Take a tour around a light-filled Victorian house

A jumble of rooms in a 4-bedroom Victorian house in north-west London has been transformed into a modern space full of cunning tricks.

A jumble of rooms in a 4-bedroom Victorian house in north-west London has been transformed into a modern space full of cunning tricks.

Light-filled Victorian house tour

house exterior with bricked wall and white window

(Image credit: Future PLC/David Hiscock)

Light-filled Victorian house tour

hallway with stair case and wooden floor

(Image credit: Future PLC/David Hiscock)

The first glimpse into the owners' world is through the fish tank, which brings light into the entrance. The original narrow hallway has been removed to win back square-footage for the living room. The fussy Victorian balustrade, meanwhile, has been replaced with a solid wall, which lends itself better to the simple, clean lines of the space.

Light-filled Victorian house tour

room with book shelves and wooden floor and white wall

(Image credit: Future PLC/David Hiscock)

Bespoke shelving keeps their music collection organised. It incorporates cupboards with screens made from the same material used to cover Marshall amplifiers, which allows the transmission of infrared, enabling the couple to keep gadgets such as the DVD player hidden.
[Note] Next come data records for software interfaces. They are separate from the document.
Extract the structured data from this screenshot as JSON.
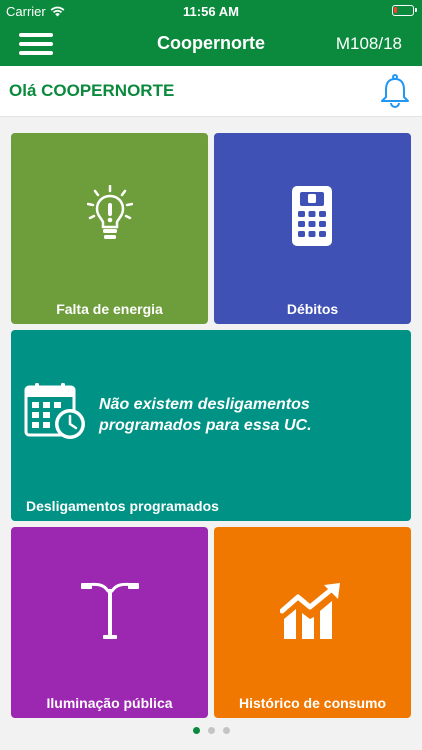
{
  "status": {
    "carrier": "Carrier",
    "time": "11:56 AM"
  },
  "nav": {
    "title": "Coopernorte",
    "code": "M108/18"
  },
  "greeting": {
    "text": "Olá COOPERNORTE"
  },
  "tiles": [
    {
      "label": "Falta de energia",
      "color": "#6e9d3b",
      "icon": "lightbulb-icon"
    },
    {
      "label": "Débitos",
      "color": "#3f51b5",
      "icon": "calculator-icon"
    },
    {
      "label": "Desligamentos programados",
      "color": "#009385",
      "icon": "calendar-clock-icon",
      "message": "Não existem desligamentos programados para essa UC."
    },
    {
      "label": "Iluminação pública",
      "color": "#9c27b0",
      "icon": "street-lamp-icon"
    },
    {
      "label": "Histórico de consumo",
      "color": "#f07800",
      "icon": "growth-chart-icon"
    }
  ],
  "pager": {
    "pages": 3,
    "active": 1
  },
  "colors": {
    "brand": "#0b8a3d",
    "bell": "#2196f3"
  }
}
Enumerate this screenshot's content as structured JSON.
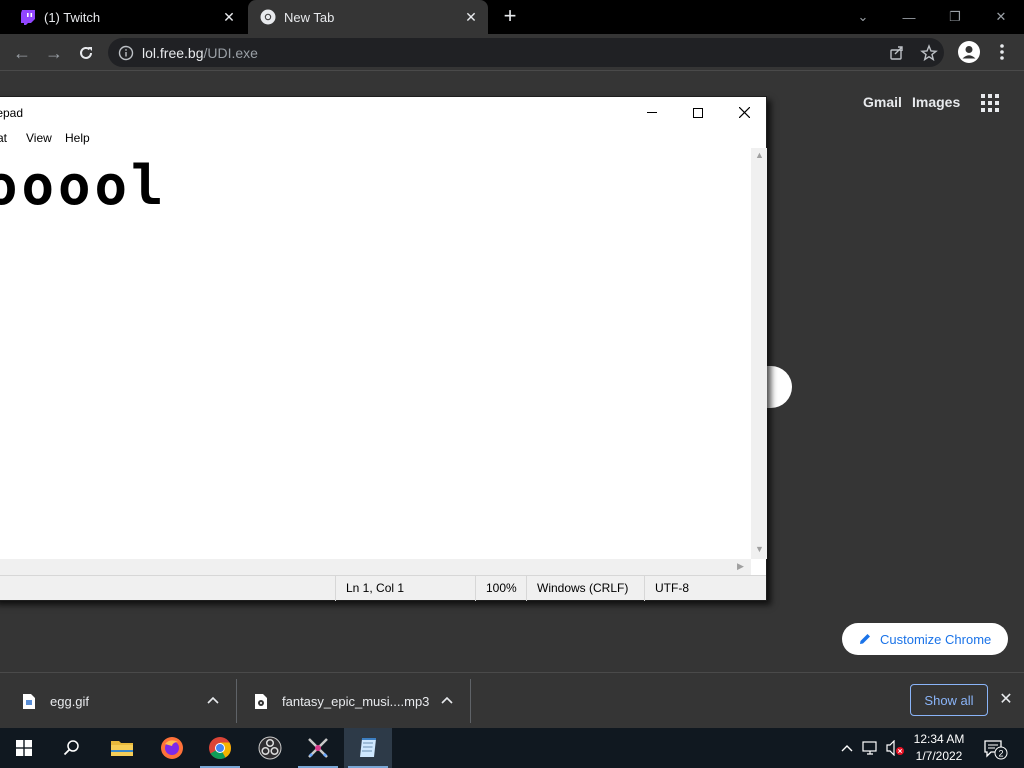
{
  "browser": {
    "tabs": [
      {
        "title": "(1) Twitch",
        "icon": "twitch-icon"
      },
      {
        "title": "New Tab",
        "icon": "chrome-icon"
      }
    ],
    "url": {
      "host": "lol.free.bg",
      "path": "/UDI.exe"
    }
  },
  "ntp": {
    "gmail": "Gmail",
    "images": "Images",
    "customize": "Customize Chrome"
  },
  "notepad": {
    "title": "tepad",
    "menu": [
      "at",
      "View",
      "Help"
    ],
    "content": "ooool",
    "status": {
      "position": "Ln 1, Col 1",
      "zoom": "100%",
      "line_ending": "Windows (CRLF)",
      "encoding": "UTF-8"
    }
  },
  "downloads": {
    "items": [
      {
        "name": "egg.gif"
      },
      {
        "name": "fantasy_epic_musi....mp3"
      }
    ],
    "show_all": "Show all"
  },
  "taskbar": {
    "time": "12:34 AM",
    "date": "1/7/2022",
    "notifications": "2"
  },
  "colors": {
    "chrome_dark": "#353535",
    "tab_strip": "#000000",
    "accent_blue": "#8ab4f8",
    "taskbar": "#101820"
  }
}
This room has often been transformed into their very own nightclub!

Light-filled Victorian house tour

living area with white wall and white sofa and wooden floor

(Image credit: Future PLC/David Hiscock)

On the other side of the inventive fish tank room divider, simple furniture and a neutral colour palette allow all quirky features to take centre stage.

The rugs are by Eileen Gray from Aram Store (opens in new tab). The Darwin sofa is by Arflex from Viaduct (opens in new tab). The Shanghai Tip cushions are by Moroso at Mint (opens in new tab).

Light-filled Victorian house tour

kitchen area with white wall and oven

(Image credit: Future PLC/David Hiscock)

An extension into the redundant side return has created a spacious kitchen-diner that’s flooded with light.

The wall of cupboards is made from IKEA (opens in new tab) carcasses fitted with high-quality doors – an example of the owners' mission to get sleek, contemporary details at a reasonable price.

Light-filled Victorian house tour

dining room with glass dining table and chair

(Image credit: Future PLC/David Hiscock)

The dining room floor is laid with easy-to-maintain porcelain tiles. The white walls and outdoor units (which feature the same worktop as the kitchen units) bring an architectural feel to the space, adding to the illusion that there is another ‘room’ outside.

Light-filled Victorian house tour

garden area with bench and table and wooden floor

(Image credit: Future PLC/David Hiscock)

The garden was raised to link with the kitchen floor. As this space is small, architect Paul McAneary (opens in new tab) designed all the fixed furniture (the benches and planters) at an angle to create a false perspective, drawing the eye to a vanishing point and so making the space appear bigger.

Light-filled Victorian house tour

bedroom with white wall and television

(Image credit: Future PLC/David Hiscock)

Clever storage means the bedroom is calm and clutter-free. The whole of one wall is taken up with floor-to-ceiling cupboards, housing everything from shoes to a flatscreen TV.

Light-filled Victorian house tour

bathroom with white wall and washbasin and mirror

(Image credit: Future PLC/David Hiscock)

The smallest bedroom was converted into a bathroom with a walk-in shower. It’s tiled in ceramic tiles that are usually used as cladding on skyscrapers – a very hard-wearing choice.

Looking for more modern decorating inspiration? Check out our House Tours section for everything from an industrial-chic conversion to a retro 1970s-inspired bungalow (opens in new tab).

Heather Young
Heather Young

Heather Young has been Ideal Home’s Editor since late 2020, and also edits its sister title Style At Home. She is an interiors journalist and editor who’s been working for some of the UK’s leading interiors magazines for over 20 years, both in-house and as a freelancer.